Winter retired from the military in 1975, but not before setting up another occupation. He always had hobbies in his life, including building model airplanes. So he decided to open his own shop called Hobby Castle.
Jeri found an ideal location at the College Green Shopping Center at Olive and G streets in Merced. This was back in the days where there was a movie cinema on the lot, and the popular Happy Steak restaurant. Well, George Parker of Parker’s Hardware downtown also held the lease on an outlet inside the center, but he was looking to move out. Jeri negotiated with Parker, and soon her husband was moving into a nice-sized store and hanging model airplanes from the ceiling.
Winter would end up operating Hobby Castle for the next 20 years.
“Today, when I go anywhere in Merced, people will look at me but they won’t say my name. They will just point at me and say: “Hobby Castle.”
Winter also became a competitive radio controlled airplane pilot, as well as one of the founders of the Merced County Radio Control Club.
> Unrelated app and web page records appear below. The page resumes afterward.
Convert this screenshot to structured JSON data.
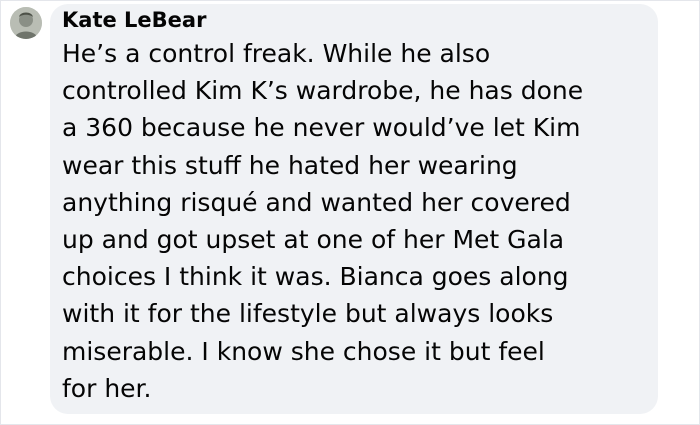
{
  "comment": {
    "author_name": "Kate LeBear",
    "lines": [
      "He’s a control freak. While he also",
      "controlled Kim K’s wardrobe, he has done",
      "a 360 because he never would’ve let Kim",
      "wear this stuff he hated her wearing",
      "anything risqué and wanted her covered",
      "up and got upset at one of her Met Gala",
      "choices I think it was. Bianca goes along",
      "with it for the lifestyle but always looks",
      "miserable. I know she chose it but feel",
      "for her."
    ]
  },
  "colors": {
    "bubble_background": "#f0f2f5",
    "text": "#050505"
  },
  "icons": {
    "avatar": "profile-photo"
  }
}
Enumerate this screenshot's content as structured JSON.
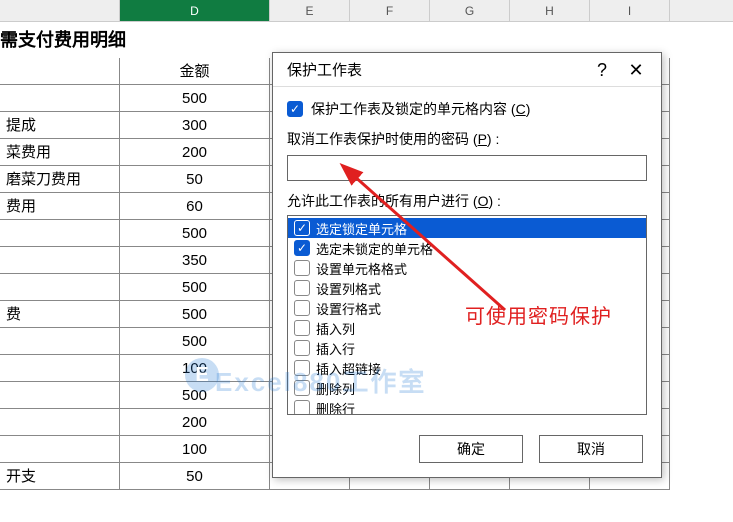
{
  "columns": {
    "c": "",
    "d": "D",
    "e": "E",
    "f": "F",
    "g": "G",
    "h": "H",
    "i": "I"
  },
  "sheet_title": "需支付费用明细",
  "header": {
    "c": "",
    "d": "金额"
  },
  "rows": [
    {
      "label": "",
      "amount": "500"
    },
    {
      "label": "提成",
      "amount": "300"
    },
    {
      "label": "菜费用",
      "amount": "200"
    },
    {
      "label": "磨菜刀费用",
      "amount": "50"
    },
    {
      "label": "费用",
      "amount": "60"
    },
    {
      "label": "",
      "amount": "500"
    },
    {
      "label": "",
      "amount": "350"
    },
    {
      "label": "",
      "amount": "500"
    },
    {
      "label": "费",
      "amount": "500"
    },
    {
      "label": "",
      "amount": "500"
    },
    {
      "label": "",
      "amount": "100"
    },
    {
      "label": "",
      "amount": "500"
    },
    {
      "label": "",
      "amount": "200"
    },
    {
      "label": "",
      "amount": "100"
    },
    {
      "label": "开支",
      "amount": "50"
    }
  ],
  "dialog": {
    "title": "保护工作表",
    "help": "?",
    "close": "✕",
    "protect_label_a": "保护工作表及锁定的单元格内容 (",
    "protect_label_b": "C",
    "protect_label_c": ")",
    "pw_label_a": "取消工作表保护时使用的密码 (",
    "pw_label_b": "P",
    "pw_label_c": ") :",
    "perm_label_a": "允许此工作表的所有用户进行 (",
    "perm_label_b": "O",
    "perm_label_c": ") :",
    "perms": [
      {
        "label": "选定锁定单元格",
        "checked": true,
        "selected": true
      },
      {
        "label": "选定未锁定的单元格",
        "checked": true,
        "selected": false
      },
      {
        "label": "设置单元格格式",
        "checked": false,
        "selected": false
      },
      {
        "label": "设置列格式",
        "checked": false,
        "selected": false
      },
      {
        "label": "设置行格式",
        "checked": false,
        "selected": false
      },
      {
        "label": "插入列",
        "checked": false,
        "selected": false
      },
      {
        "label": "插入行",
        "checked": false,
        "selected": false
      },
      {
        "label": "插入超链接",
        "checked": false,
        "selected": false
      },
      {
        "label": "删除列",
        "checked": false,
        "selected": false
      },
      {
        "label": "删除行",
        "checked": false,
        "selected": false
      }
    ],
    "ok": "确定",
    "cancel": "取消"
  },
  "annotation": "可使用密码保护",
  "watermark": "Excel880工作室"
}
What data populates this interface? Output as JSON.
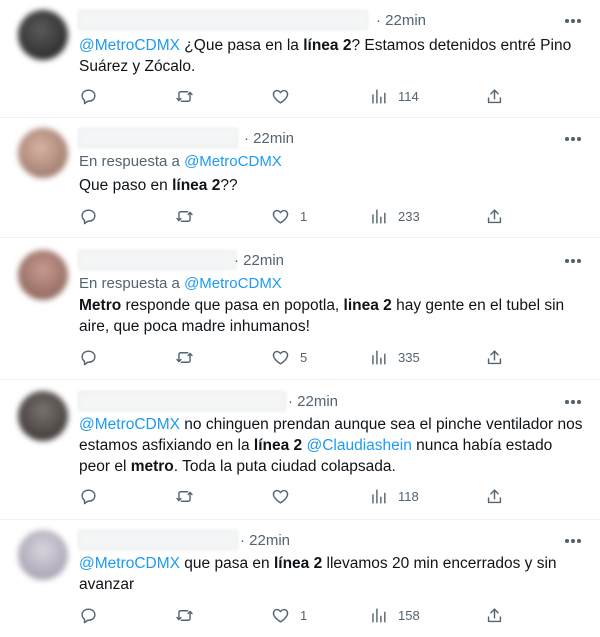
{
  "tweets": [
    {
      "time": "· 22min",
      "reply_to": null,
      "text": [
        {
          "t": "@MetroCDMX",
          "s": "mention"
        },
        {
          "t": " ¿Que pasa en la ",
          "s": ""
        },
        {
          "t": "línea 2",
          "s": "bold"
        },
        {
          "t": "? Estamos detenidos entré Pino Suárez y Zócalo.",
          "s": ""
        }
      ],
      "likes": "",
      "views": "114"
    },
    {
      "time": "· 22min",
      "reply_to": {
        "label": "En respuesta a ",
        "handle": "@MetroCDMX"
      },
      "text": [
        {
          "t": "Que paso en ",
          "s": ""
        },
        {
          "t": "línea 2",
          "s": "bold"
        },
        {
          "t": "??",
          "s": ""
        }
      ],
      "likes": "1",
      "views": "233"
    },
    {
      "time": "· 22min",
      "reply_to": {
        "label": "En respuesta a ",
        "handle": "@MetroCDMX"
      },
      "text": [
        {
          "t": "Metro",
          "s": "bold"
        },
        {
          "t": " responde que pasa en popotla, ",
          "s": ""
        },
        {
          "t": "linea 2",
          "s": "bold"
        },
        {
          "t": " hay gente en el tubel sin aire, que poca madre inhumanos!",
          "s": ""
        }
      ],
      "likes": "5",
      "views": "335"
    },
    {
      "time": "· 22min",
      "reply_to": null,
      "text": [
        {
          "t": "@MetroCDMX",
          "s": "mention"
        },
        {
          "t": " no chinguen prendan aunque sea el pinche ventilador nos estamos asfixiando en la ",
          "s": ""
        },
        {
          "t": "línea 2",
          "s": "bold"
        },
        {
          "t": " ",
          "s": ""
        },
        {
          "t": "@Claudiashein",
          "s": "mention"
        },
        {
          "t": " nunca había estado peor el ",
          "s": ""
        },
        {
          "t": "metro",
          "s": "bold"
        },
        {
          "t": ". Toda la puta ciudad colapsada.",
          "s": ""
        }
      ],
      "likes": "",
      "views": "118"
    },
    {
      "time": "· 22min",
      "reply_to": null,
      "text": [
        {
          "t": "@MetroCDMX",
          "s": "mention"
        },
        {
          "t": " que pasa en ",
          "s": ""
        },
        {
          "t": "línea 2",
          "s": "bold"
        },
        {
          "t": " llevamos 20 min encerrados y sin avanzar",
          "s": ""
        }
      ],
      "likes": "1",
      "views": "158"
    }
  ],
  "icons": {
    "reply": "reply-icon",
    "retweet": "retweet-icon",
    "like": "heart-icon",
    "views": "views-icon",
    "share": "share-icon",
    "more": "more-icon"
  },
  "colors": {
    "text": "#0f1419",
    "secondary": "#536471",
    "mention": "#1d9bf0",
    "divider": "#eff3f4"
  }
}
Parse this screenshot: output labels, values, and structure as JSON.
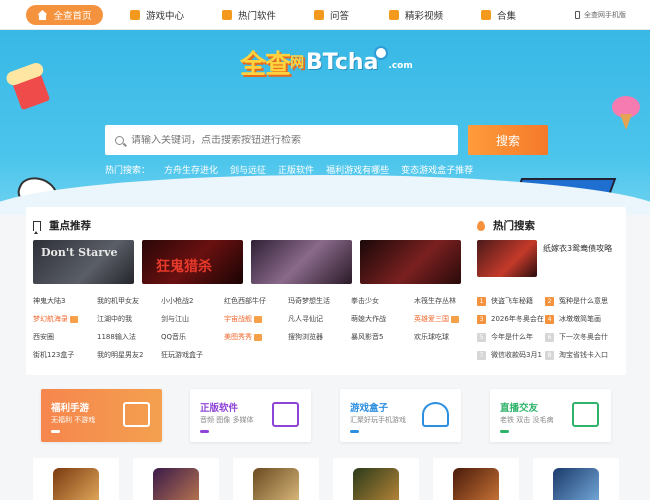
{
  "nav": {
    "items": [
      {
        "label": "全查首页",
        "icon": "home-icon"
      },
      {
        "label": "游戏中心",
        "icon": "gamepad-icon"
      },
      {
        "label": "热门软件",
        "icon": "software-icon"
      },
      {
        "label": "问答",
        "icon": "chat-icon"
      },
      {
        "label": "精彩视频",
        "icon": "video-icon"
      },
      {
        "label": "合集",
        "icon": "folder-icon"
      }
    ],
    "mobile_label": "全查网手机版"
  },
  "hero": {
    "logo_cn": "全查",
    "logo_net": "网",
    "logo_en": "BTcha",
    "logo_tld": ".com",
    "search_placeholder": "请输入关键词，点击搜索按钮进行检索",
    "search_button": "搜索",
    "hot_label": "热门搜索：",
    "hot_terms": [
      "方舟生存进化",
      "剑与远征",
      "正版软件",
      "福利游戏有哪些",
      "变态游戏盒子推荐"
    ]
  },
  "featured": {
    "title": "重点推荐",
    "images": [
      {
        "caption": "Don't Starve",
        "bg": "#3a3d44"
      },
      {
        "caption": "狂鬼猎杀",
        "bg": "#4a0e0e"
      },
      {
        "caption": "",
        "bg": "#5b3d4e"
      },
      {
        "caption": "",
        "bg": "#3b1414"
      }
    ],
    "links": [
      [
        "神鬼大陆3",
        "我的机甲女友",
        "小小枪战2",
        "红色西部牛仔",
        "玛奇梦想生活",
        "拳击少女",
        "木筏生存丛林"
      ],
      [
        "梦幻航海录",
        "江湖中的我",
        "剑与江山",
        "宇宙战舰",
        "凡人寻仙记",
        "萌媳大作战",
        "英雄爱三国"
      ],
      [
        "西安圈",
        "1188输入法",
        "QQ音乐",
        "美图秀秀",
        "搜狗浏览器",
        "暴风影音5",
        "欢乐球吃球"
      ],
      [
        "街机123盒子",
        "我的明星男友2",
        "狂玩游戏盒子"
      ]
    ]
  },
  "hot": {
    "title": "热门搜索",
    "top_title": "纸嫁衣3鸳鸯债攻略",
    "ranks": [
      {
        "num": "1",
        "label": "侠盗飞车秘籍"
      },
      {
        "num": "2",
        "label": "冤种是什么意思"
      },
      {
        "num": "3",
        "label": "2026年冬奥会在"
      },
      {
        "num": "4",
        "label": "冰墩墩简笔画"
      },
      {
        "num": "5",
        "label": "今年是什么年"
      },
      {
        "num": "6",
        "label": "下一次冬奥会什"
      },
      {
        "num": "7",
        "label": "微信收款码3月1"
      },
      {
        "num": "8",
        "label": "淘宝省钱卡入口"
      }
    ]
  },
  "categories": [
    {
      "title": "福利手游",
      "sub": "无福利 不游戏",
      "color": "#ffffff"
    },
    {
      "title": "正版软件",
      "sub": "音频 图像 多媒体",
      "color": "#8e44d6"
    },
    {
      "title": "游戏盒子",
      "sub": "汇聚好玩手机游戏",
      "color": "#2d8fe0"
    },
    {
      "title": "直播交友",
      "sub": "老铁 双击 没毛病",
      "color": "#2fb36a"
    }
  ],
  "colors": {
    "accent": "#f5923e",
    "hero_blue": "#38b8e6",
    "link_orange": "#f06a30"
  }
}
The club managed to get some land for a runway outside of Atwater, out on Bert Crane Road, near where the modern sewage plant is today.
The former fighter pilot is still active in the club, as well as many other things. In fact, just a few weeks ago, Winter was honored with the field being named in his honor. It’s now called Chuck Winter Field.
Meanwhile, Winter has been very busy making a lot of money in the national stock market.
“I do really well,” he said, “but I’m having concerns about what is happening in this country today. I’m worried about another black swan that could hit us again.”
Winter said he is not so worried about the ongoing pandemic.
“I still have a lot of living to do,” he said, “and I’m too damn mobile, and I don’t want anything to slow me down. … I already had a knee replacement that I wanted, and I had a hip replacement that I wanted, and in October, I’m gong to get the other knee done.”
He said staying active is the secret of his longevity …
“That and cheap booze,” he added.